was listening to a short (5 minute) podcast the other day by Eric Zimmer called The Exhaustion of Avoidance – link here. think you should be able to listen to it but in case not, in it he talks about being in avoidance and how it makes him feel. he described how he feels when he is avoiding a work task as follows:
‘When I’m avoiding something, especially something work related, I get very tired. I can notice it. And I don’t think I was able to tie that together before. I start to get restless, and morose. I’ll start to surf the internet, and that tends to numb me out, and make me forget time.
In the past, days could go by like this. However I think more recently I’ve become more conscious that I’m doing it. Doesn’t mean I don’t do it, I just don’t think it goes on nearly as long.
But what’s amazing me is the difference I feel from when I’m listlessly avoiding something and when I undertake it, and actually start to work on it. It’s remarkable. My mood almost instantly lifts.’
the moment when I heard that was like the demolition of a structure that has stood for far too long.
what I tried to describe in a previous post, as a feeling of ‘unhelpful and unhappy thought patterns’ – that is what that is.
if I am feeling morose, listless and tired – it is because I am avoiding something.
and like a molting chicken, I droop around both angrily and pathetically, waiting for it to stop. except unlike the chicken, I do not grow new feathers unless I choose to actually just bloody do something about whatever it is.
and I have been thinking that I am, I don’t know, cosmically empty or in need of more magnesium, or need to completely change career or continents but is this feeling just the symptom of my old cell mate Procrastination Pete?
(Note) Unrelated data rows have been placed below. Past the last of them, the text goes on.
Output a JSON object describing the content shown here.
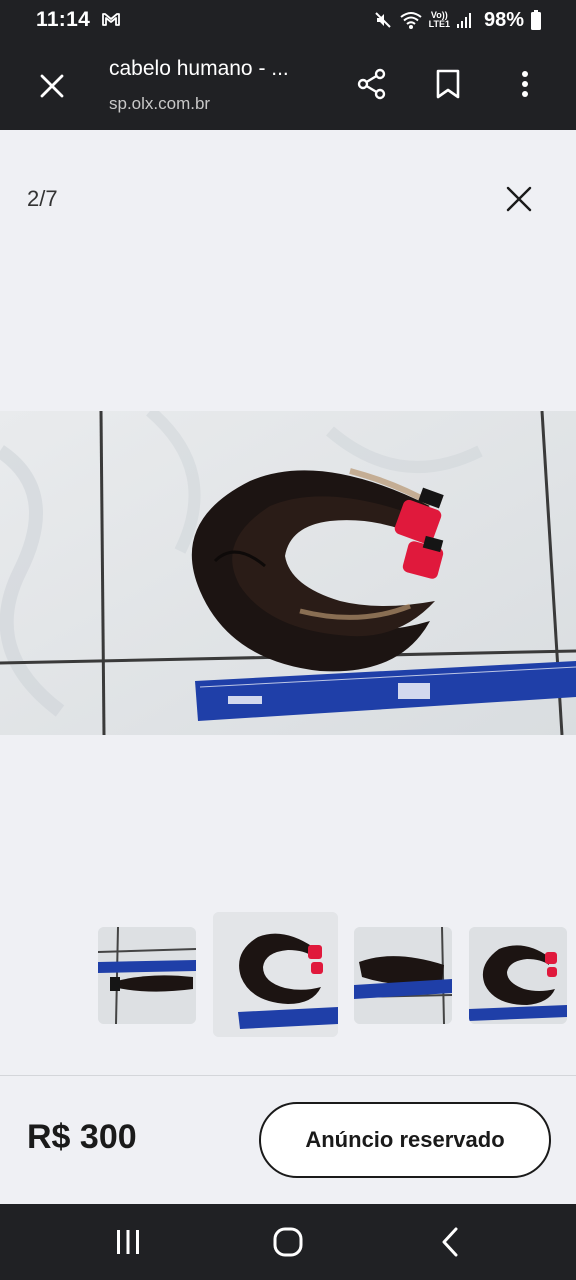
{
  "status_bar": {
    "time": "11:14",
    "battery": "98%",
    "icons": [
      "gmail-icon",
      "mute-icon",
      "wifi-icon",
      "volte-icon",
      "signal-icon",
      "battery-icon"
    ],
    "volte_label_top": "Vo))",
    "volte_label_bottom": "LTE1"
  },
  "toolbar": {
    "title": "cabelo humano - ...",
    "url": "sp.olx.com.br",
    "icons": [
      "close-icon",
      "share-icon",
      "bookmark-icon",
      "more-vert-icon"
    ]
  },
  "gallery": {
    "counter": "2/7",
    "close_icon": "close-icon",
    "thumbnails_count": 4,
    "selected_thumbnail": 2
  },
  "listing": {
    "price": "R$ 300",
    "status_button": "Anúncio reservado"
  },
  "nav_bar": {
    "icons": [
      "recents-icon",
      "home-icon",
      "back-icon"
    ]
  },
  "colors": {
    "dark_bar": "#202124",
    "background": "#eff0f4",
    "ruler_blue": "#1f3fa8",
    "tag_red": "#e0193c"
  }
}
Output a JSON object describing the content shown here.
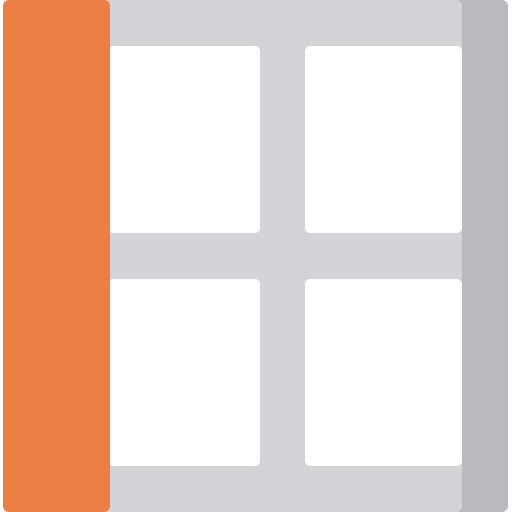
{
  "icon": {
    "name": "sidebar-layout-window-icon",
    "colors": {
      "accent": "#EB7E43",
      "frame": "#D3D3D8",
      "frame_shadow": "#B9B9BE",
      "pane": "#FFFFFF"
    }
  }
}
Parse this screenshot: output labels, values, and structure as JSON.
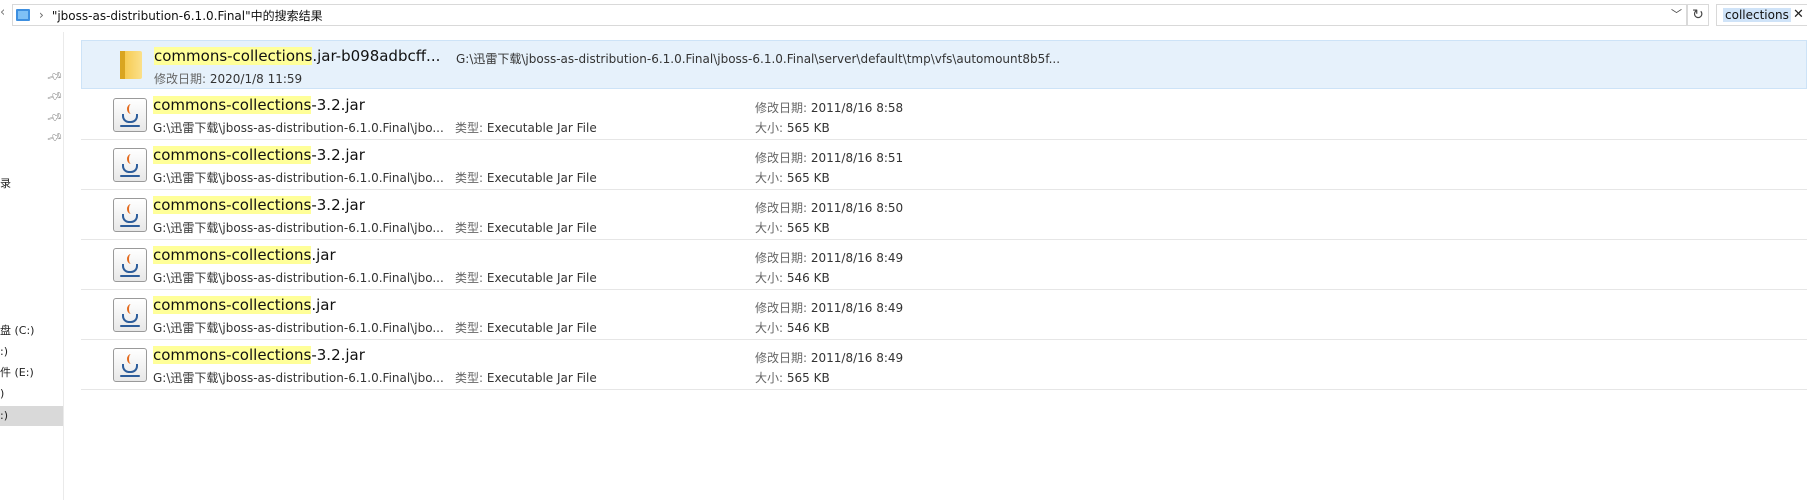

because I know how to deal with him. make a list, cut scary task into smaller chunks, tell myself I only have to do it for five minutes, sooperdooper reward afterwards.
awareness is all:
- feel the feeling
- recognise where it is coming from
- do something about it. as Glennon Doyle says, ‘when you start to feel… do.’
maybe this is why we feel so soul sick in the contemplation phase of getting sober? because we know we have to make a change but we don’t know how to, yet?
so if you or I – when otherwise happy and doing well – start drooping around like a molting chicken perhaps it is worth trying to identify if we are procrastinating on something – an action? a decision? – without even letting ourselves be aware of it? and then start fucking doing something about it?